▶ **Task brief**
Nothing but the text belongs in the answer: the listing below, copied exactly, without pictures.

▶ **Information given**
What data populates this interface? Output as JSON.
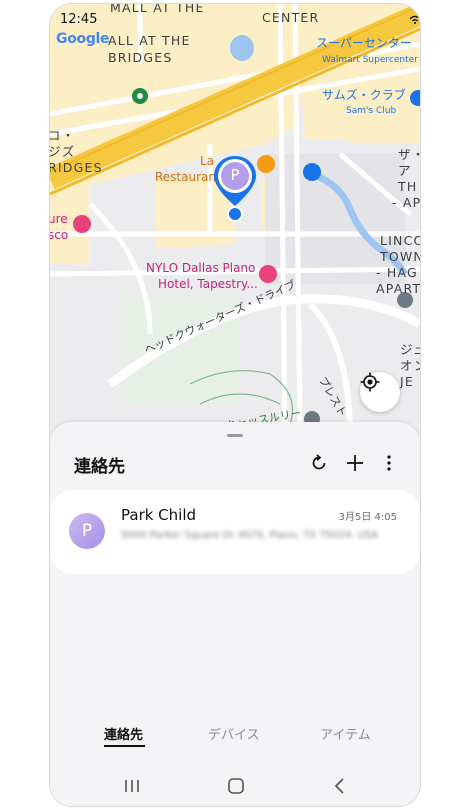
{
  "status_bar": {
    "time": "12:45",
    "icons": "Wi-Fi signal battery"
  },
  "map": {
    "provider_logo": "Google",
    "labels": {
      "mall_top": "MALL AT THE",
      "center": "CENTER",
      "mall": "ALL AT THE",
      "bridges": "BRIDGES",
      "supercenter_jp": "スーパーセンター",
      "walmart": "Walmart Supercenter",
      "sams_jp": "サムズ・クラブ",
      "sams": "Sam's Club",
      "left_jp1": "コ・",
      "left_jp2": "ジズ",
      "left_bridges": "RIDGES",
      "restaurant_la": "La",
      "restaurant": "Restaurant",
      "right_za": "ザ・",
      "right_a": "ア",
      "right_th": "TH",
      "right_ap": "- AP",
      "hotel_ure": "ure",
      "hotel_sco": "sco",
      "nylo1": "NYLO Dallas Plano",
      "nylo2": "Hotel, Tapestry...",
      "linco1": "LINCO",
      "linco2": "TOWNE",
      "linco3": "- HAG",
      "linco4": "APART",
      "road_diag": "ヘッドクウォーターズ・ドライブ",
      "road_right": "プレスト",
      "right_je1": "ジュ",
      "right_je2": "オン",
      "right_je3": "JE",
      "park": "キャッスルリー"
    },
    "pin_letter": "P"
  },
  "sheet": {
    "title": "連絡先",
    "tools": [
      "refresh-icon",
      "plus-icon",
      "more-vert-icon"
    ],
    "contact": {
      "avatar_letter": "P",
      "name": "Park Child",
      "address": "5000 Parker Square Dr 4075, Plano, TX 75024, USA",
      "timestamp": "3月5日 4:05"
    },
    "tabs": [
      {
        "label": "連絡先",
        "active": true
      },
      {
        "label": "デバイス",
        "active": false
      },
      {
        "label": "アイテム",
        "active": false
      }
    ]
  },
  "nav": [
    "recents-icon",
    "home-icon",
    "back-icon"
  ],
  "colors": {
    "accent": "#1a73e8",
    "avatar": "#a98fe6",
    "highway": "#f6c83f",
    "urban": "#fcefc6"
  }
}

▶ **Response to this exercise**
What data populates this interface? Output as JSON.
{
  "status_bar": {
    "time": "12:45",
    "icons": "Wi-Fi signal battery"
  },
  "map": {
    "provider_logo": "Google",
    "labels": {
      "mall_top": "MALL AT THE",
      "center": "CENTER",
      "mall": "ALL AT THE",
      "bridges": "BRIDGES",
      "supercenter_jp": "スーパーセンター",
      "walmart": "Walmart Supercenter",
      "sams_jp": "サムズ・クラブ",
      "sams": "Sam's Club",
      "left_jp1": "コ・",
      "left_jp2": "ジズ",
      "left_bridges": "RIDGES",
      "restaurant_la": "La",
      "restaurant": "Restaurant",
      "right_za": "ザ・",
      "right_a": "ア",
      "right_th": "TH",
      "right_ap": "- AP",
      "hotel_ure": "ure",
      "hotel_sco": "sco",
      "nylo1": "NYLO Dallas Plano",
      "nylo2": "Hotel, Tapestry...",
      "linco1": "LINCO",
      "linco2": "TOWNE",
      "linco3": "- HAG",
      "linco4": "APART",
      "road_diag": "ヘッドクウォーターズ・ドライブ",
      "road_right": "プレスト",
      "right_je1": "ジュ",
      "right_je2": "オン",
      "right_je3": "JE",
      "park": "キャッスルリー"
    },
    "pin_letter": "P"
  },
  "sheet": {
    "title": "連絡先",
    "tools": [
      "refresh-icon",
      "plus-icon",
      "more-vert-icon"
    ],
    "contact": {
      "avatar_letter": "P",
      "name": "Park Child",
      "address": "5000 Parker Square Dr 4075, Plano, TX 75024, USA",
      "timestamp": "3月5日 4:05"
    },
    "tabs": [
      {
        "label": "連絡先",
        "active": true
      },
      {
        "label": "デバイス",
        "active": false
      },
      {
        "label": "アイテム",
        "active": false
      }
    ]
  },
  "nav": [
    "recents-icon",
    "home-icon",
    "back-icon"
  ],
  "colors": {
    "accent": "#1a73e8",
    "avatar": "#a98fe6",
    "highway": "#f6c83f",
    "urban": "#fcefc6"
  }
}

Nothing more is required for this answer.